President Obama’s Fiscal Year 2015 budget proposal released March 4, calls for extending a tax credit for cellulosic biofuels and puts forward the idea of cutting billions in fossil fuel subsidies.
“It is this type of budget package that will create new jobs in new industries in the coming decade, and put the United States in the best position to succeed when it comes to developing next-generation fuels,” said Brooke Coleman, executive director of the Advanced Ethanol Council, in a prepared statement.
The tax credit for cellulosic biofuels expired in 2013, just as the industry was reaching for commercialization, Coleman said. A multiyear extension will help make the U.S. a winner in the global effort to commercialize cellulosic biofuels. “Reinstating the provision will ensure that the next wave of commercial cellulosic biofuel plants will be built by Americans on American soil,” he said.
He also mentioned the President’s proposal to do something about the issue of subsidies for fossil fuels, which have driven investments away from renewable fuels.
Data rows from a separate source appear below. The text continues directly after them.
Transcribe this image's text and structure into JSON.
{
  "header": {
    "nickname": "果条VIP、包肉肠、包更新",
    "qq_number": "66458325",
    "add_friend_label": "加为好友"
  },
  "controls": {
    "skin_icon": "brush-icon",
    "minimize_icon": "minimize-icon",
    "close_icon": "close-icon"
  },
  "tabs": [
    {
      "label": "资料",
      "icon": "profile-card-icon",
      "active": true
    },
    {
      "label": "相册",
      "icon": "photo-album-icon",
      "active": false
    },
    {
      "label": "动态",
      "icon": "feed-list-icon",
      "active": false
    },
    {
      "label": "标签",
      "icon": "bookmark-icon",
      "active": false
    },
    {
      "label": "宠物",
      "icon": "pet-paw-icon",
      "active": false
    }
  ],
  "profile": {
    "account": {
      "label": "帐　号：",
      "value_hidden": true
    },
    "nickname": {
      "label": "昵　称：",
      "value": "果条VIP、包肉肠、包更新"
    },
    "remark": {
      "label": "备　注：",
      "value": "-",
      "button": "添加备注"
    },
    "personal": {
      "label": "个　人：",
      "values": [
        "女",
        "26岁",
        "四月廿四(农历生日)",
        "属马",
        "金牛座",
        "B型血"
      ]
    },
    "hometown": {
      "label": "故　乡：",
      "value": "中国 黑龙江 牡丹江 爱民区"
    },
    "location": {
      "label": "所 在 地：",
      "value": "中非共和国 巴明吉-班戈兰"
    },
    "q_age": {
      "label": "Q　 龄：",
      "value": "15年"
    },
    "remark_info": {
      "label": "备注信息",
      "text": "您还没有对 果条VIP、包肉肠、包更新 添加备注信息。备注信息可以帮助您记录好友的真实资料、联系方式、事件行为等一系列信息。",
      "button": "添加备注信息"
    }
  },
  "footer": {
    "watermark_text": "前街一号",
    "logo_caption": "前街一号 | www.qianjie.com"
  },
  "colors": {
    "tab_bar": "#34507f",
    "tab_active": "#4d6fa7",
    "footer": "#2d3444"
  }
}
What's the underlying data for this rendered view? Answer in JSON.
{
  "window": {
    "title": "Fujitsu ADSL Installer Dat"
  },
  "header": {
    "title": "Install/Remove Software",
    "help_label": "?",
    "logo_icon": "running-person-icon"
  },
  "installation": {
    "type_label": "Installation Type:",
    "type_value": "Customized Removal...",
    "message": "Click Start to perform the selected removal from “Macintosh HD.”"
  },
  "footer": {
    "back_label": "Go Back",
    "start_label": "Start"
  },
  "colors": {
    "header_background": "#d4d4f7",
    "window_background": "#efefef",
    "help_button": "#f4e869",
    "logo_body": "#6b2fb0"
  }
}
The proposed budget calls for $4 billion in annual cuts to fossil fuel subsidies to oil, gas and other fossil fuel producers. “Doing away with decades-old subsidies to oil and gas will not hurt those industries given their maturity and wealth, but will send a clear signal to the marketplace to invest in innovative, low-carbon alternatives to petroleum,” he said.
In addition, the budget calls for establishing an Energy Security Trust of $2 billion invested over 10 years. The money would be drawn from revenues generated from Federal oil and gas development and would help support research and development in technologies such as advanced vehicles that run on homegrown biofuels, electricity, renewable hydrogen and domestically produced natural gas. Finally, the U.S. DOE portion of the President’s budget provides $253 million for development and demonstration of advanced biofuels, specifically mentioning “drop in” replacements for gasoline, diesel and jet fuel.
Americans United for Change also chimed in, saying the proposed budget was a big win for taxpayers and consumers. Specifically, the group was elated that the President was working to doing away billions in subsidies for Big Oil. “100 years of Big Oil tax breaks is more than enough—especially for an industry that made $100 billion in profits last year and pays very little taxes in return,” said Caren Benjamin, the group’s executive director. “To be consistent with the President’s budget, the EPA should also reconsider its plan to give a back door subsidy to Big Oil by gutting the renewable fuel standard. It’s a proposal that runs totally counter to the President’s strategy to address climate change by supporting clean energy—because a weak RFS means less incentive for innovation in cleaner burning, next generation renewable fuels and guarantees a greater use of dirty fossil fuels.”